The first Festival was called The Movies Return and was the brainchild of EPCF President/CEO Eric Pearson and local contractor, developer, Film Salon host, “On Film” radio host and walking classic film encyclopedia Charles Horak. It was a smash hit. More than 25,000 people turned out to watch more than 60 movies at the Plaza Theatre and adjacent Philanthropy Theatre.
It returned in 2009 with a new name, the Plaza Classic Film Festival, and a growing popularity in the region and throughout the country. PCFF has drawn major name celebrity guests — including Al Pacino, El Paso native Debbie Reynolds, Rita Moreno, Eva Marie Saint, Tippi Hedren, Michael York and Margaret O’Brien — and audiences that average around 40,000 a year. More than 200,000 people have attended the first six Festivals.

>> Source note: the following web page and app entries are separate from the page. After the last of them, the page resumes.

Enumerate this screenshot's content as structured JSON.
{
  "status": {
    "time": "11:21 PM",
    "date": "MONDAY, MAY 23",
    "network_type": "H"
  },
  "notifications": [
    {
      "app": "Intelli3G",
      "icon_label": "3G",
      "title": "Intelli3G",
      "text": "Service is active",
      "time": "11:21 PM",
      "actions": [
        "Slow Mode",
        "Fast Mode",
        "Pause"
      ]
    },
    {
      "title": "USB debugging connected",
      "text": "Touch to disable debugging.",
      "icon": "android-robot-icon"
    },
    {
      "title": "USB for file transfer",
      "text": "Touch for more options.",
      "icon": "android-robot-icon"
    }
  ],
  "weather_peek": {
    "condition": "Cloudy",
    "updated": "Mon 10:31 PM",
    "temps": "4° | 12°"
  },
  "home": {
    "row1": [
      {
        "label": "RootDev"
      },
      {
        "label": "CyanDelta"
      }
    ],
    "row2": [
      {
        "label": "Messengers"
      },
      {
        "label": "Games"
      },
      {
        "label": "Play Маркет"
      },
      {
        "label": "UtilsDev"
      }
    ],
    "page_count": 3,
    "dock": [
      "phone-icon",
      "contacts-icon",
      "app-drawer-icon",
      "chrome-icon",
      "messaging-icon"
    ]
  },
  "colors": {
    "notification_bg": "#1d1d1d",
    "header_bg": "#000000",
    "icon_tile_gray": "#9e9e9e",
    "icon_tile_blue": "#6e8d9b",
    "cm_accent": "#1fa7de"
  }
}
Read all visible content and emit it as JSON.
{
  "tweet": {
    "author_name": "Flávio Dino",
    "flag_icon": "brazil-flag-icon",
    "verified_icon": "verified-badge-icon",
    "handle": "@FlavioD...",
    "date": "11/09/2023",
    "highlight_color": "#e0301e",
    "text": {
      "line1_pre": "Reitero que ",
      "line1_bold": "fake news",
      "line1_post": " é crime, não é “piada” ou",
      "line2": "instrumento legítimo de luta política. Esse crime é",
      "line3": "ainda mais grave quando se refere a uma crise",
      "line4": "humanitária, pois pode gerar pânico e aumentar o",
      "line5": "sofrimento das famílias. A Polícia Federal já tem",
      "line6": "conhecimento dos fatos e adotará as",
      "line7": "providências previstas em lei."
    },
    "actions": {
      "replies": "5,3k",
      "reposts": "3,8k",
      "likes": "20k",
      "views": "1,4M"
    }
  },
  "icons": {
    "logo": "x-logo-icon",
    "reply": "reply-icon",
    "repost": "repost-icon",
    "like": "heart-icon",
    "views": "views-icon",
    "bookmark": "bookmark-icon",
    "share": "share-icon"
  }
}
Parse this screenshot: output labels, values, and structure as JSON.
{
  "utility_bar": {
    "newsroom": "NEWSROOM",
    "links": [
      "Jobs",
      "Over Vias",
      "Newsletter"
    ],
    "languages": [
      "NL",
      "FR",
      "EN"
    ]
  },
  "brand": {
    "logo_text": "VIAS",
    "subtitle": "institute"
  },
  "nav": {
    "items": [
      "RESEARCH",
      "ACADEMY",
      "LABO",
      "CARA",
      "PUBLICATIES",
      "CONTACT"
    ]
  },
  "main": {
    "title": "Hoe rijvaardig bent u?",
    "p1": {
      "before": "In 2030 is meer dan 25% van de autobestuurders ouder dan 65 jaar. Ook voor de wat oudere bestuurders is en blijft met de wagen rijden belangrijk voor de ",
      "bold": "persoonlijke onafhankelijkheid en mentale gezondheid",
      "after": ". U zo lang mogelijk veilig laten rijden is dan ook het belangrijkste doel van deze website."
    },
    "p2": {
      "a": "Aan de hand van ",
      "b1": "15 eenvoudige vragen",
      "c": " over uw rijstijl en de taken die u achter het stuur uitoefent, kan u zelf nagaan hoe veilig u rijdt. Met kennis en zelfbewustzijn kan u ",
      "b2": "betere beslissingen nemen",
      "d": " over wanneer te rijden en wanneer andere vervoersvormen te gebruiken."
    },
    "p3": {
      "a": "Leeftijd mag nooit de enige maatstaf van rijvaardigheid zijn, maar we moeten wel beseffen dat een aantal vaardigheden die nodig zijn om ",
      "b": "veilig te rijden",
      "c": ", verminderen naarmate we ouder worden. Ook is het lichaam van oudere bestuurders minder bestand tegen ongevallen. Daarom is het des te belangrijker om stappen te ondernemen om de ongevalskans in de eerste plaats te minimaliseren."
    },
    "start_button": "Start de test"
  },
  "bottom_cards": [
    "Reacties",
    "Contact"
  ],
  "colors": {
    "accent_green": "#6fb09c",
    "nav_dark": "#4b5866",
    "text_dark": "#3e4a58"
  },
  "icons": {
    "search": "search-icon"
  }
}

PCFF has expanded its footprint with the addition of free movies and concerts outdoors in the Arts Festival Plaza (due to construction, they’ll move this year to Mills Street) and the Mills Plaza Parking Garage, as well as annual collaborative exhibits with the El Paso Museum of Art that have included costumes designed by Edith Head, costumes and jewelry from The Ten Commandments and production art. This year’s exhibit features movie posters from around the world, culled from Charles Horak’s private collection.
The Festival also has become a showcase for the work of local and area filmmakers through its Local Flavor series, which screens features, shorts, documentaries and other films by area filmmakers or with strong local connections.
The Festival has an economic impact of $1.5 million annually. About 15 percent of its audience comes from outside of the 45-mile El Paso/Juarez/Las Cruces radius, a third of them from the Austin area.
This is the Festival’s seventh year. In 2013, PCFF artistic director Charles Horak stepped down and former El Paso Times entertainment writer Doug Pullen was hired as the new program director. He has been working with and an advisory committee that consists of El Paso Community Foundation executives Eric Pearson, Kathrin Berg Pettit and Gary Williams, actor-screenwriter Camilla Carr, UTEP lecturer Jaime Mendez, NMSU graduate student Jack Fields and filmmaker Carlos Corral, who coordinates our Local Flavor entries and events.